While the FPL shares Zamora's position, the second-biggest faction in the FMLN, the ERP (the Revolutionary Army of the People) has not yet signed on. Juan Ramon Medrano of the ERP speaks of choosing a centrist candidate. "Fifty percent of the population is neither of the right nor of the left; we should have a formula where we are represented in both areas."
The ERP wanted to back moderate businessman Abraham Rodriguez, but Mr. Rodriguez made a late run for the presidency of the center-left Christian Democrats and lost to Fidel Chavez Mena.
It is rumored that Rodriguez may yet leave his party and try to form a coalition of smaller parties including the FMLN. But most analysts expect Rodriguez to stay and the FMLN to eventually fall in behind Zamora.

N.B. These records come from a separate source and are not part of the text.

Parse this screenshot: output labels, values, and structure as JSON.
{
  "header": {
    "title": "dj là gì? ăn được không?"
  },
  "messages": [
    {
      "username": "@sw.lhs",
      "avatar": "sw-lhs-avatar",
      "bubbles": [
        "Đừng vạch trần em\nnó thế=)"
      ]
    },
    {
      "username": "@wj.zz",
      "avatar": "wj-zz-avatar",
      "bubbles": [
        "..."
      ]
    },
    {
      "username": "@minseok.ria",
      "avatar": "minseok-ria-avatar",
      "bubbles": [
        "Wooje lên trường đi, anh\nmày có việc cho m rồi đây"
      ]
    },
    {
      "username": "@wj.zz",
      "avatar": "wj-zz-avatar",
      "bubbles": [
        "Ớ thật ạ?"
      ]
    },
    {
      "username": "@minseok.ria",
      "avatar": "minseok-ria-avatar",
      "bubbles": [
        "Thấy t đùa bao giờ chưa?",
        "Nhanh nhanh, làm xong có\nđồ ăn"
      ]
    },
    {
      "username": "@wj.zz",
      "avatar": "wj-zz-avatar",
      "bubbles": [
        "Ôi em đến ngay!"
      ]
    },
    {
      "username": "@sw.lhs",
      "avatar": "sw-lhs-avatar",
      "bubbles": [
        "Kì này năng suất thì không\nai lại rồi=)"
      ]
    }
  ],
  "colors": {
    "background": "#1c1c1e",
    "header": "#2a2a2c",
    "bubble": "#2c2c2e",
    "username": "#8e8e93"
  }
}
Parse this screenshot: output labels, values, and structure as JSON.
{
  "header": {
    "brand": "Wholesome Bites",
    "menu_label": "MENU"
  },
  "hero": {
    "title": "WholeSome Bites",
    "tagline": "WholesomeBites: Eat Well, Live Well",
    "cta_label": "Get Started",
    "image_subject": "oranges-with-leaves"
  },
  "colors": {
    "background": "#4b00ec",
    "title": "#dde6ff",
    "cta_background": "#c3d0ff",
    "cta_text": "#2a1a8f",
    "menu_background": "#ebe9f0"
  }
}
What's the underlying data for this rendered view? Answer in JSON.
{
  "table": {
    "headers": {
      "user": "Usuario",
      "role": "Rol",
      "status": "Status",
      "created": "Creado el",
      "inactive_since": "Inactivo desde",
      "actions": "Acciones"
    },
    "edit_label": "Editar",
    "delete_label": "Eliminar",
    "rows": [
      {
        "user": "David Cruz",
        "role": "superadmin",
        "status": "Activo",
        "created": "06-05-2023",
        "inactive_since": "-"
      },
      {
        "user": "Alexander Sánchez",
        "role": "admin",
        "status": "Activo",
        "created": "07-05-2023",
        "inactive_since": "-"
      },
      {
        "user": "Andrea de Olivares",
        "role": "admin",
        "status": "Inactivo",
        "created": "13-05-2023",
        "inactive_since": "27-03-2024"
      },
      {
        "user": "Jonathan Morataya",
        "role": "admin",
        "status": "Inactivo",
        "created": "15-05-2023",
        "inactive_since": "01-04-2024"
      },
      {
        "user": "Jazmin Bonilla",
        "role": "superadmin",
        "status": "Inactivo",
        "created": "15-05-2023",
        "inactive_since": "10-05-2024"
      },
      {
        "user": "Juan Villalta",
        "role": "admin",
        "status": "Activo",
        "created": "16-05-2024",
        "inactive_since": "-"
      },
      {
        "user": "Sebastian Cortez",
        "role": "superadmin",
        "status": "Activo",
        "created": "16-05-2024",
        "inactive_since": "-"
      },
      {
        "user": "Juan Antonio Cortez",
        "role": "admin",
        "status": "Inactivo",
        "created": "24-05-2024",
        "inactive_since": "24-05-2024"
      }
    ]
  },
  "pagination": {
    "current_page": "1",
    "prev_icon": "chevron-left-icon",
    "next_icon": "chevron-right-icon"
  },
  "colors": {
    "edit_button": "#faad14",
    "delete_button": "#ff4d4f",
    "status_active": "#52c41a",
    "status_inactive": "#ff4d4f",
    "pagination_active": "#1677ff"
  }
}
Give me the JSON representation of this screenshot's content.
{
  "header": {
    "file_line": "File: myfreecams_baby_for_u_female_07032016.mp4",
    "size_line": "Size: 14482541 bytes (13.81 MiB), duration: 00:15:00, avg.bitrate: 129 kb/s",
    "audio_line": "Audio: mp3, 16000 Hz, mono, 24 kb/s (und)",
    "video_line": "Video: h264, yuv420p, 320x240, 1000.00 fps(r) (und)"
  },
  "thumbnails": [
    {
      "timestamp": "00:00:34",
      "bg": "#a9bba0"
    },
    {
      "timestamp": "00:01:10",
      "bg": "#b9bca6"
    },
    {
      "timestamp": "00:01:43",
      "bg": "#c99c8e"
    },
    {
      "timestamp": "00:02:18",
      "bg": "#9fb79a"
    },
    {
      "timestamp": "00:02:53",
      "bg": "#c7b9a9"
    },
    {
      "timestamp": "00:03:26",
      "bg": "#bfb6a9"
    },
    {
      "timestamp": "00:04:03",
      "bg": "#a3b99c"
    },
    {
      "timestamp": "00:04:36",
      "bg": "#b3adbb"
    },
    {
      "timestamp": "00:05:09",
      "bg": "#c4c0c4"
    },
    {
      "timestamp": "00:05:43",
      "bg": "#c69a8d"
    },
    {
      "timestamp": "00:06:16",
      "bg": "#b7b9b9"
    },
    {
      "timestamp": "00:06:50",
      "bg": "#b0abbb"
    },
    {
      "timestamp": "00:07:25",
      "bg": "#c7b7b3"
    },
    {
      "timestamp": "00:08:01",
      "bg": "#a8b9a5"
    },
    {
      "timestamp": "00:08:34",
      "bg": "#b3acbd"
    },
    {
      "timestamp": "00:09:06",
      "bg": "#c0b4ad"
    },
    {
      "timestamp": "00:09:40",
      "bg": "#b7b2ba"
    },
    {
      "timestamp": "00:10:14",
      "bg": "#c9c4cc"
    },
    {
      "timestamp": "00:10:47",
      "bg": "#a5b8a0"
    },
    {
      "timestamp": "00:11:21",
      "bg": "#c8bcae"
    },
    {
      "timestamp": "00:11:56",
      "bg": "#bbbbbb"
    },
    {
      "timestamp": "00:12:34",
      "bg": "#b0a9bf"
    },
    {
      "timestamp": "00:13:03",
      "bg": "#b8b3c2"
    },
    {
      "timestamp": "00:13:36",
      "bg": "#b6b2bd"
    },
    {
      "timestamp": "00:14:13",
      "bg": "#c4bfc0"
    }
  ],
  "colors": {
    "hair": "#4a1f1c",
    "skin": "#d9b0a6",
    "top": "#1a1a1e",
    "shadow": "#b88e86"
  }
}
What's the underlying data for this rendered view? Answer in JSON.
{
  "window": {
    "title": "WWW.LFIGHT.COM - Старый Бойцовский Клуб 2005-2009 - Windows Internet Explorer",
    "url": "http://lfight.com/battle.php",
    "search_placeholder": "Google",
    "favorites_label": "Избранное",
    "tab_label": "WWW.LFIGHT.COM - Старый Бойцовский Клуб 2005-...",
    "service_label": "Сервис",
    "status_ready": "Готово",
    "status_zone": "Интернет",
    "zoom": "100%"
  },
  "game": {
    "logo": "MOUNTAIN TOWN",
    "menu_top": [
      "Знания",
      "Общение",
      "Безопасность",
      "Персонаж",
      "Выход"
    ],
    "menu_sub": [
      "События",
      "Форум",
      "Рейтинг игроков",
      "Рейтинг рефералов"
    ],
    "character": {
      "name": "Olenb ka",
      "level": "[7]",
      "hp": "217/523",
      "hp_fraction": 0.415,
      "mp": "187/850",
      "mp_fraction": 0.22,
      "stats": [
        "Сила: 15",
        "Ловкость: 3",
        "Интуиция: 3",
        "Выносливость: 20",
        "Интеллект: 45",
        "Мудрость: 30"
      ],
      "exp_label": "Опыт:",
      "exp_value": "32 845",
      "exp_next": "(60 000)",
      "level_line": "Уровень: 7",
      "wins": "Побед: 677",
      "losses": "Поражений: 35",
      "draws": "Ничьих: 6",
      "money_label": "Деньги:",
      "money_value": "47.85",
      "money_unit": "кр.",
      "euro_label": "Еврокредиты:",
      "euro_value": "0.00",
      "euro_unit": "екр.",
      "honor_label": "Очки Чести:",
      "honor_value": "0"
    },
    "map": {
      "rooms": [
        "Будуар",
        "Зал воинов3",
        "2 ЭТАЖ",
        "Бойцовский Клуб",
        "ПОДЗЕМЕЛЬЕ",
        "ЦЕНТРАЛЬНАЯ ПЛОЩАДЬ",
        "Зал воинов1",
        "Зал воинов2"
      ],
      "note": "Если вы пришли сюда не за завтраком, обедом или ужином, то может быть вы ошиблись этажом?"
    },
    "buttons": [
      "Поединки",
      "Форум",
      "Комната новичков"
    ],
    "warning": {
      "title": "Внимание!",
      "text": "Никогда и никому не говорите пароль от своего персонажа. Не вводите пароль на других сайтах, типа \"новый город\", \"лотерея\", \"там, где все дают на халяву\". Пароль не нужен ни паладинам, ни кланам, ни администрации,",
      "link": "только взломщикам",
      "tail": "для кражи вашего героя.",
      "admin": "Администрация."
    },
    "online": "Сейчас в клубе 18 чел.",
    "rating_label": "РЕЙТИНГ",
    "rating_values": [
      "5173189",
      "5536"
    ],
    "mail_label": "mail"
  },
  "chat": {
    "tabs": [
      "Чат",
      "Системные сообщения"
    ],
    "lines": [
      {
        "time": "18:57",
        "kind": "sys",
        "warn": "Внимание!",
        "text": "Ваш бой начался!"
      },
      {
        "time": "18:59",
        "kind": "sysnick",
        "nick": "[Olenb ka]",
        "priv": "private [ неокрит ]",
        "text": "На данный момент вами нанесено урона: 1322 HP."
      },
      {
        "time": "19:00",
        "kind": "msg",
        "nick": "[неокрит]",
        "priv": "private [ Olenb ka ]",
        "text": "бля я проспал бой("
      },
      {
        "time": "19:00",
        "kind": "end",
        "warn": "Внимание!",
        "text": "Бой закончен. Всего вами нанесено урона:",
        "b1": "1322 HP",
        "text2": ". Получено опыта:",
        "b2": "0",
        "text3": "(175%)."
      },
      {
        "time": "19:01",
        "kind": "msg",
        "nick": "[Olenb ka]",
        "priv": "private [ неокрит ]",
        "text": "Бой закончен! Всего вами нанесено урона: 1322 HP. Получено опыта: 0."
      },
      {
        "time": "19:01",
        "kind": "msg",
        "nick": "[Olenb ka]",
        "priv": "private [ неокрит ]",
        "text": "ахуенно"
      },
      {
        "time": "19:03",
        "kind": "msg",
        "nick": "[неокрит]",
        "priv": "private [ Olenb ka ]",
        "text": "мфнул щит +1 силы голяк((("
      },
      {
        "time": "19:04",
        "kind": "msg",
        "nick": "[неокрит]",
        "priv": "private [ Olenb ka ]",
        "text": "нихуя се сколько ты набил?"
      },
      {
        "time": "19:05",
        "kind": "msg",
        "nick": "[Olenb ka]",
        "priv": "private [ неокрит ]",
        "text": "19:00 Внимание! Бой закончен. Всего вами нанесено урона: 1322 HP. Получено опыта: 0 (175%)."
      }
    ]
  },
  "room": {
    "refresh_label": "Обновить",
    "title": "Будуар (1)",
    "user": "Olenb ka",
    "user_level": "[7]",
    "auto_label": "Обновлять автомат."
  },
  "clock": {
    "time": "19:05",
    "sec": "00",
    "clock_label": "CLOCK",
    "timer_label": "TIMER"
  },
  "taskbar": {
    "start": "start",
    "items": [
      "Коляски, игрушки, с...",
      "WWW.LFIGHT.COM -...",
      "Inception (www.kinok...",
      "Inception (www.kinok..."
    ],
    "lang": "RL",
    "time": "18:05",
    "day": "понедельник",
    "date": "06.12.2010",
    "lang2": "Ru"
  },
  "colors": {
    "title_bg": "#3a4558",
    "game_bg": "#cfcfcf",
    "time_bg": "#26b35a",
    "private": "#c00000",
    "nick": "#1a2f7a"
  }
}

The FMLN does seem united on the point that they should not run alone, and that the candidate they back should come from outside the party. The UN-mandated Truth Commission recommended that the ERP's leaders, including Joaquin Villalobos, be banned from holding elective office for 10 years due to wartime human rights violations. The other four top FMLN leaders have also agreed to abide by this ban. `Condemned to unite'
Given the weapons depot scandal and the state of its organization, Hector Dada Hirezi figures the FMLN is taking the most sensible course. "They are condemned to unite behind an outside candidate. They have no political party structure, no experience in holding elections, and no record of running a campaign," says Mr. Dada, director of the Latin American Faculty of Social Sciences here. Dada recently turned down the FMLN's request to be its presidential candidate.
Meanwhile, the ruling conservative ARENA party had little trouble deciding on San Salvador Mayor Armando Calderon Sol as its candidate. Just as some leftists see more votes in the center, Mr. Escobar believes ARENA will shift its policies and rhetoric to the middle ground. If so, that should leave plenty of room on the far right for retired Air Force Gen. Juan Rafael Bustillo.
General Bustillo, accused in a UN report of participating and planning the murders of six Jesuit priests in 1989, became the candidate for the National Conciliation Party on July 6. The Salvadoran legislature (controlled by the ruling party) passed an amnesty law shortly after the UN report, which granted pardons to all military officers accused of human rights abuses committed during the 12-year civil war.
Escobar says political stability will be enhanced if the extreme right wing feels represented in the elections. "It's very natural and healthy for this sector to have a role in the political process."